Brig Vivek Verma Writes :
This paper is being published in two parts, Part -I will deal with China’s capabilities, while Part – II will deal with the Global approach for security
PART – I
AN ASSESSMENT OF CHINA’S BIOLOGICAL WARFARE CAPABILITIES
Contextualising the Incidents of 30 December 2019
On 30 December 2019, two incidents happened. First was reprimanding of Dr Li Wenliang, the whistle blower of the Coronavirus disease (COVID-19), by the Public Security Bureau on his alleged sharing of details about the deadly virus to his colleagues. He was accused of making false comments and disturbing the social order. On 07 February 2020 he died of COVID-19 infection. The public outcry over his death compelled CPC to restore his honour and compensate the family with 800,000 Yuan. The second instance which was not noticed in the din of happening was the three years imprisonment and fine of three million Chinese yuan awarded to He Jiankui, a Chinese biophysics researcher and an associate professor in the Department of Biology of the Southern University of Science and Technology in Shenzhen. His charges were “forged ethical review documents” and “misled doctors into unknowingly implanting gene-edited embryos into two women”. Arrested in November 2018, it took more than one year to finish the trials which were not made public due to privacy related issues. However, it has brought to centre stage the growing threat from the biotech heroes like Jiankui and the need for biosecurity and bio-surveillance.
China and Biological Weapons
Biological weapons are made of microorganisms or natural toxins to produce disease in humans, animals or plants. To act as a weapon, pathogens need a means for transmission. China has conducted considerable amount of defensive research in tularaemia, Q fever, plague, anthrax etc. After the 2003 SARS epidemic, the government of China initiated a plan to construct Bio Safety Level 4 (BSL-4) laboratory system to prepare for and respond to future infectious disease outbreaks. Within the framework of the Sino-French Cooperation Agreement on Emerging Infectious Diseases Prevention and Control, the Wuhan Institute of Virology, a BSL-4 laboratory, was constructed in 2015 under the aegis of Chinese People’s Liberation Army (PLA) Academy of Sciences. The reported leakage of COVID-19 is from this BSL-4 laboratory in Wuhan. Apart from China the other countries having BSL-4 laboratory are the USA, UK, France, Canada, Germany, Australia, Sweden and South Africa.
In 1952 China acceded to the 1925 Geneva Protocol that called for the prohibition of the use in war of asphyxiating, poisonous, or other gases, and of bacteriological methods of warfare. The April 1972 Biological Weapon Convention (BWC) on the prohibition of the development, production, and stockpiling of bacteriological (biological) and toxin weapons and their destruction were ratified by China after twelve years in 1984. China has been circumspect about signing protocols and is secretive about its biological programme. Hence, one is compelled to glean through the western source whose complete credibility cannot be guaranteed. Nonetheless, it provides the issues that concerns the West and the rest and can be used to confront China.
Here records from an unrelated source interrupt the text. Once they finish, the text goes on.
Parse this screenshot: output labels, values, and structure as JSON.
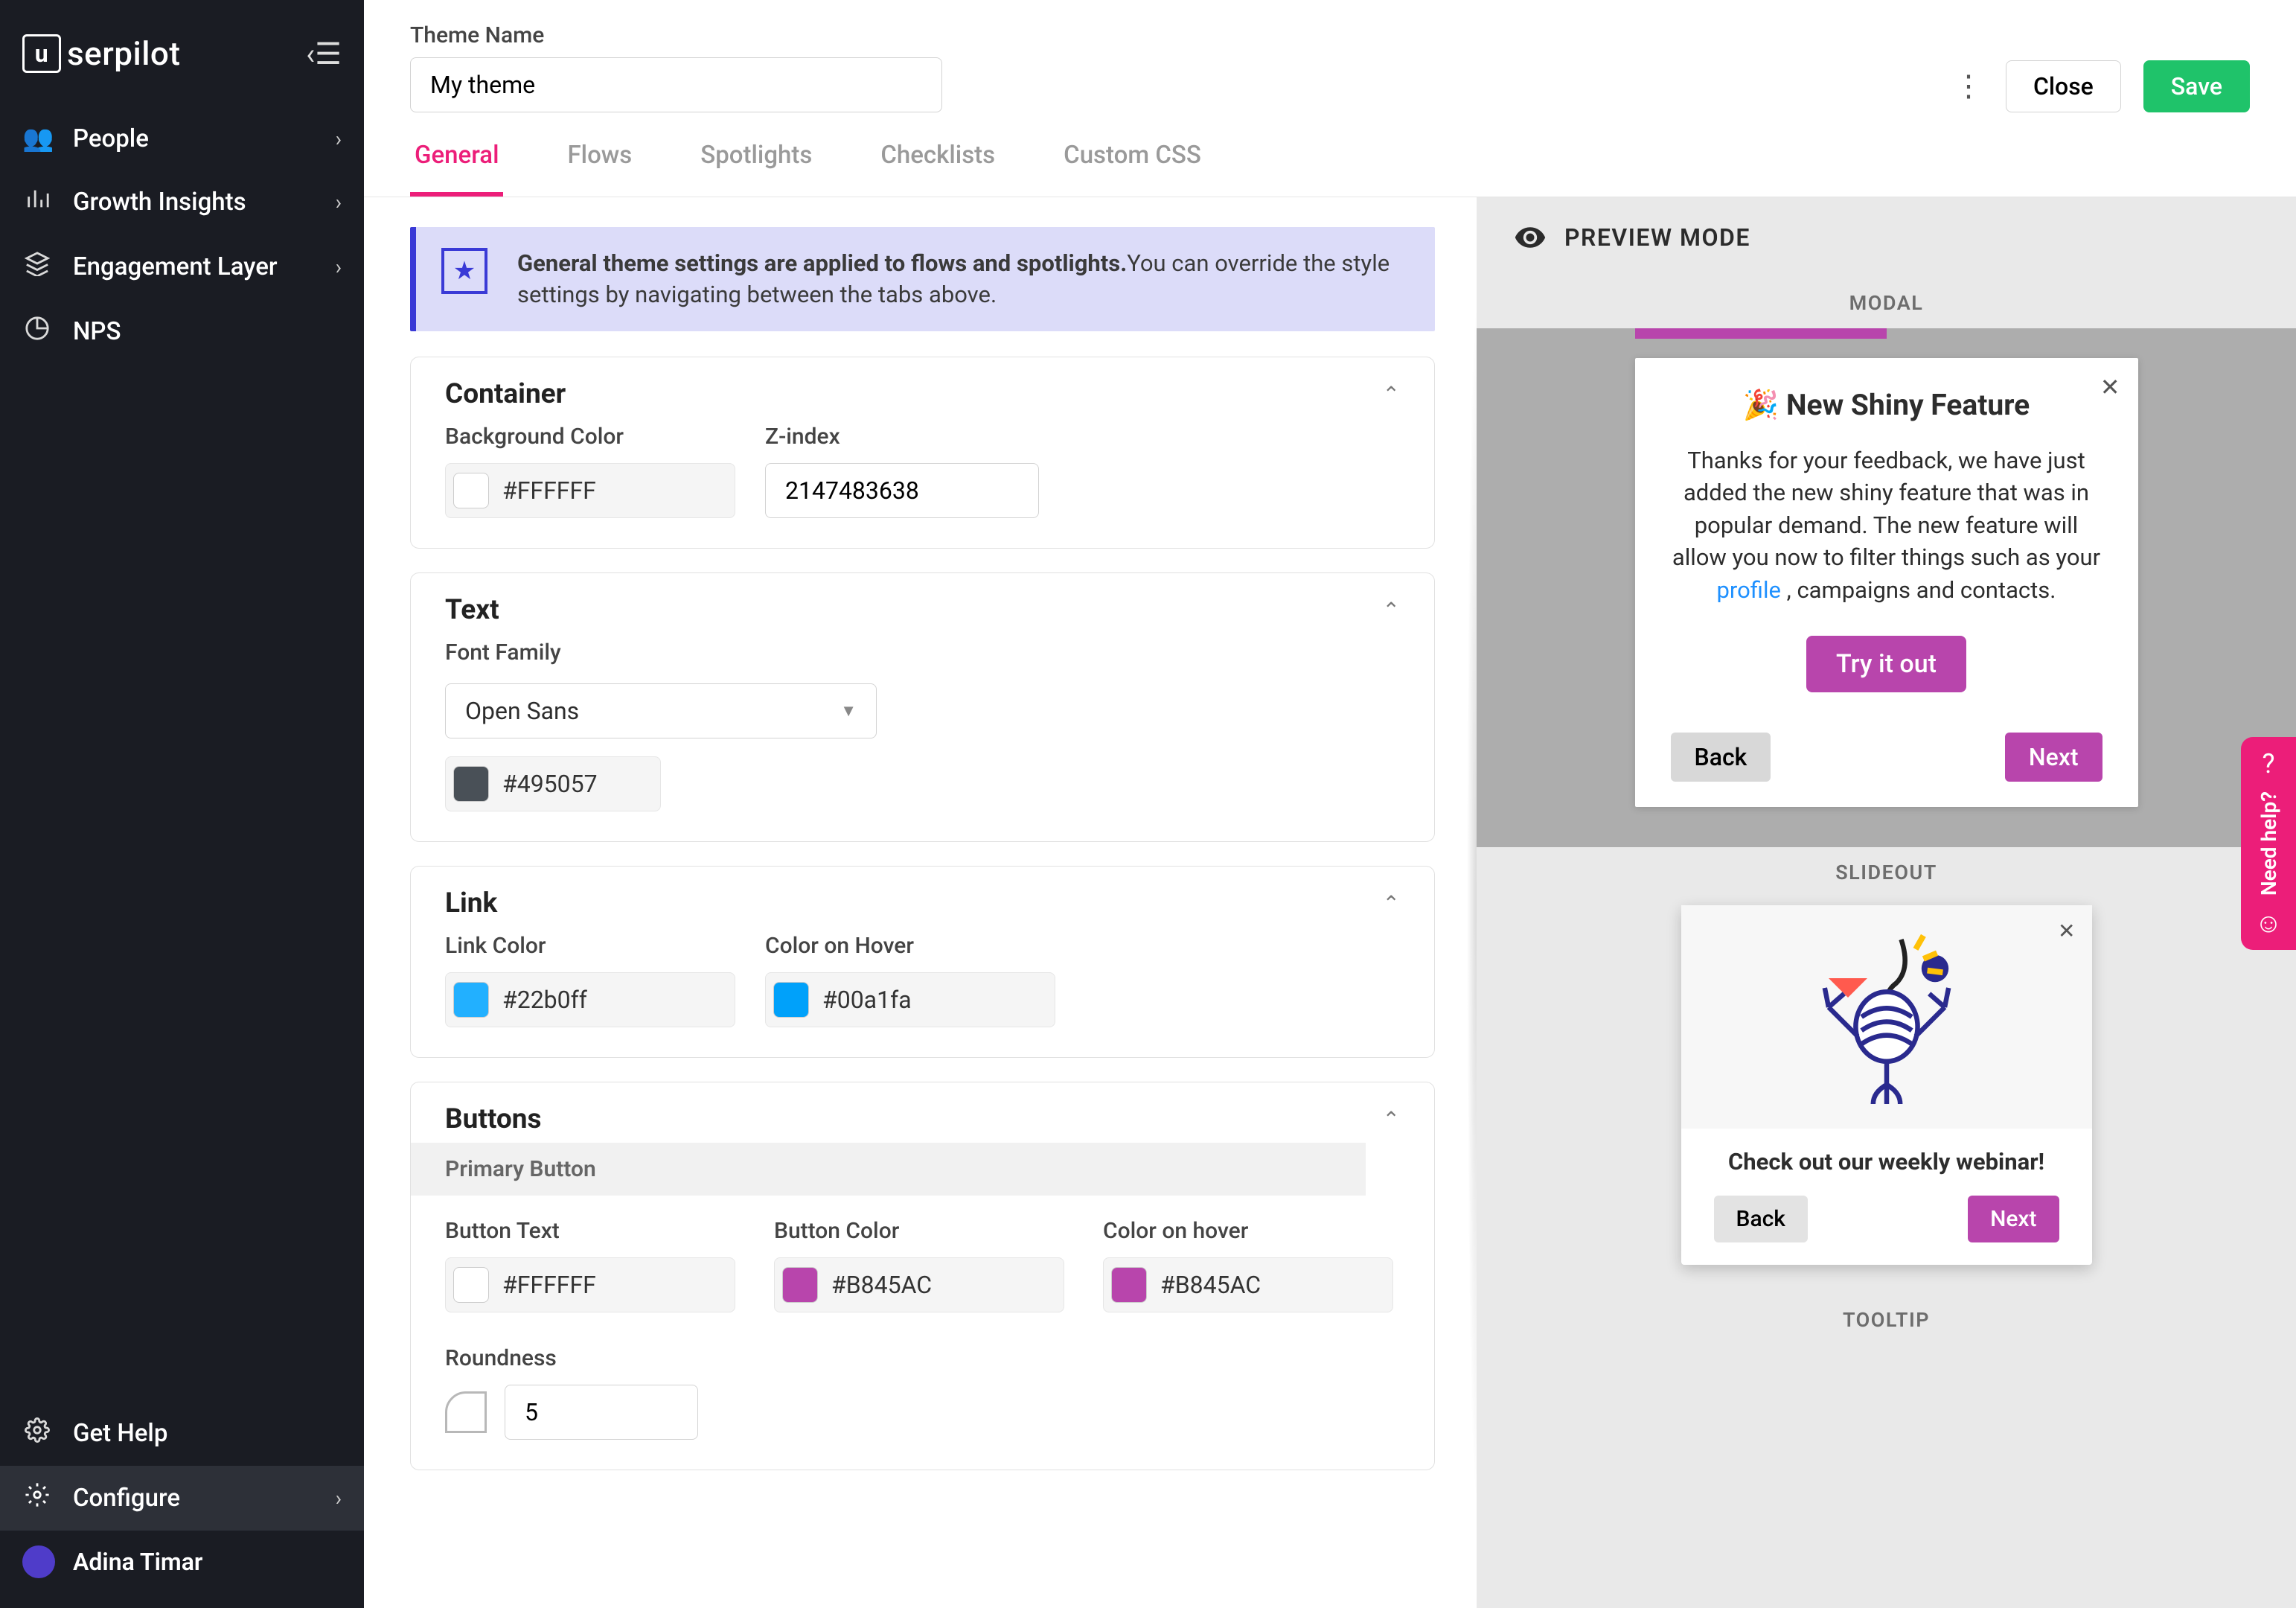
{
  "brand": "serpilot",
  "sidebar": {
    "items": [
      {
        "label": "People"
      },
      {
        "label": "Growth Insights"
      },
      {
        "label": "Engagement Layer"
      },
      {
        "label": "NPS"
      }
    ],
    "bottom": [
      {
        "label": "Get Help"
      },
      {
        "label": "Configure"
      }
    ],
    "user_name": "Adina Timar"
  },
  "header": {
    "theme_name_label": "Theme Name",
    "theme_name_value": "My theme",
    "close": "Close",
    "save": "Save"
  },
  "tabs": [
    "General",
    "Flows",
    "Spotlights",
    "Checklists",
    "Custom CSS"
  ],
  "banner": {
    "bold": "General theme settings are applied to flows and spotlights.",
    "rest": "You can override the style settings by navigating between the tabs above."
  },
  "panels": {
    "container": {
      "title": "Container",
      "bg_label": "Background Color",
      "bg_value": "#FFFFFF",
      "z_label": "Z-index",
      "z_value": "2147483638"
    },
    "text": {
      "title": "Text",
      "font_label": "Font Family",
      "font_value": "Open Sans",
      "text_color": "#495057"
    },
    "link": {
      "title": "Link",
      "link_color_label": "Link Color",
      "link_color": "#22b0ff",
      "hover_label": "Color on Hover",
      "hover_color": "#00a1fa"
    },
    "buttons": {
      "title": "Buttons",
      "primary_subhead": "Primary Button",
      "btn_text_label": "Button Text",
      "btn_text": "#FFFFFF",
      "btn_color_label": "Button Color",
      "btn_color": "#B845AC",
      "hover_label": "Color on hover",
      "hover_color": "#B845AC",
      "roundness_label": "Roundness",
      "roundness_value": "5"
    }
  },
  "preview": {
    "title": "PREVIEW MODE",
    "modal_label": "MODAL",
    "slideout_label": "SLIDEOUT",
    "tooltip_label": "TOOLTIP",
    "modal": {
      "heading": "🎉 New Shiny Feature",
      "body_a": "Thanks for your feedback, we have just added the new shiny feature that was in popular demand. The new feature will allow you now to filter things such as your ",
      "body_link": "profile",
      "body_b": " , campaigns and contacts.",
      "try": "Try it out",
      "back": "Back",
      "next": "Next"
    },
    "slideout": {
      "text": "Check out our weekly webinar!",
      "back": "Back",
      "next": "Next"
    }
  },
  "help_tab": "Need help?"
}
China’s Biological Warfare Development
Analysis of Publications and Projects. Advances in biotechnology and genetic engineering have exciting applications in medicine — yet, also alarming implications, including for military affairs. China’s national strategy of military-civil fusion has highlighted biology as a priority, and the PLA could be at the forefront of expanding and exploiting this knowledge. A review of Chinese publications points to the growing case of use of biological warfare as part of Chinese national strategy:
Guo Jiwei, professor with the Third Military Medical University, in his 2010 book ‘War of Biological Dominance’ indicated the importance of biological warfare in future warfare.
In 2015, Major General He Fuchu, former President of Academy of Military Medical Science (AMMS) and currently Vice President of the Academy of Military Sciences looking after China’s military science enterprise, talked about bio-technology to be the new ‘strategic high ground’ of national defence driven by the biomaterials and brain control weapons.
In 2016, AMMS doctoral research on “The Evaluation of Human Enhancement Technology” indicated three methods of improving the troops combat efficiency – firstly through use of Modafinil drug for cognitive enhancement. Secondly through use of transcranial magnetic stimulation – a type of brain stimulation. Thirdly, the research pointed out at the use of a revolutionary gene editing technology that can edit Deoxyribonucleic Acid (DNA) with remarkable precision – Clustered Regularly Interspaced Short Palindromic Repeat (CRISPR) or CRISPR/Cas9. The research indicated that this technology could be also used as military deterrence.
In 2017, the PLA National Defence University “Science of Military Strategy” added a new chapter on biology as a domain of military struggle.
Zhang Shibo, retired general from the PLA National Defence Universit